# Task to complete
Please find all lines in the data that hold the string "this" and copy them.

# Records shown
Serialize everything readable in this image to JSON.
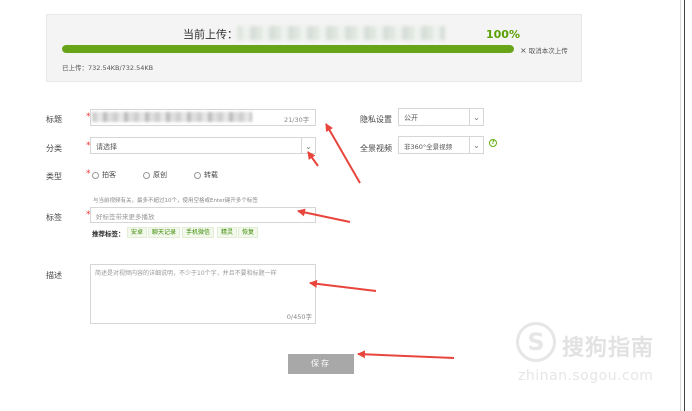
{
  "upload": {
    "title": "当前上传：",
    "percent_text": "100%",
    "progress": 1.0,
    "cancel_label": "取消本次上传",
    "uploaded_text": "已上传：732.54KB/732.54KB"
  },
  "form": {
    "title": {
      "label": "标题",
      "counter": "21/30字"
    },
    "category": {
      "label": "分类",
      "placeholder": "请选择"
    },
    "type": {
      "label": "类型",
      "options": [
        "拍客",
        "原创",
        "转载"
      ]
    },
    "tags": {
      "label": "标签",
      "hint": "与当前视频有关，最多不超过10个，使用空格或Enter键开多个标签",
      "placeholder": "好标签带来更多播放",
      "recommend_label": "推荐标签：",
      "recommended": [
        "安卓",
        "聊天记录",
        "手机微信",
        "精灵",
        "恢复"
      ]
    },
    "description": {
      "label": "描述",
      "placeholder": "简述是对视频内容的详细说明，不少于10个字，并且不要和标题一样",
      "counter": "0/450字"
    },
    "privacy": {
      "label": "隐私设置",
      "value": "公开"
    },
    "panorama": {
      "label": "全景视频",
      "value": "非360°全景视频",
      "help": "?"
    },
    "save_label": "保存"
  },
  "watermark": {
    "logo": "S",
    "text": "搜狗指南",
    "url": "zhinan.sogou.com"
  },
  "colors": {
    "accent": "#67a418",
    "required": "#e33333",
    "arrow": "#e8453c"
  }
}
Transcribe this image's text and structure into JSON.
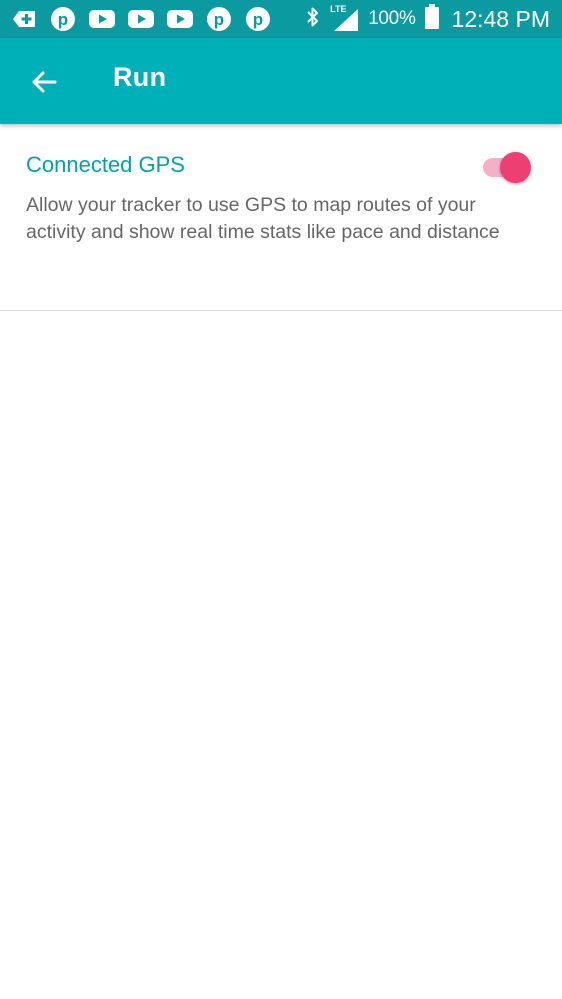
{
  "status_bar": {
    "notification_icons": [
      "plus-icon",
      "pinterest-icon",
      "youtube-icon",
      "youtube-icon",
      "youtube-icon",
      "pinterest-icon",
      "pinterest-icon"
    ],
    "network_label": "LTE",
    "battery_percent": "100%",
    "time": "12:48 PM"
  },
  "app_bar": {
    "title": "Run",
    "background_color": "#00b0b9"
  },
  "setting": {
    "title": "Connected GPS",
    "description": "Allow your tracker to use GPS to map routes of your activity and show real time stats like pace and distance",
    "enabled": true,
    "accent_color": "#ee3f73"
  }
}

# Response box
Serialize everything readable in this image to JSON.
Transcribe this image's text and structure into JSON.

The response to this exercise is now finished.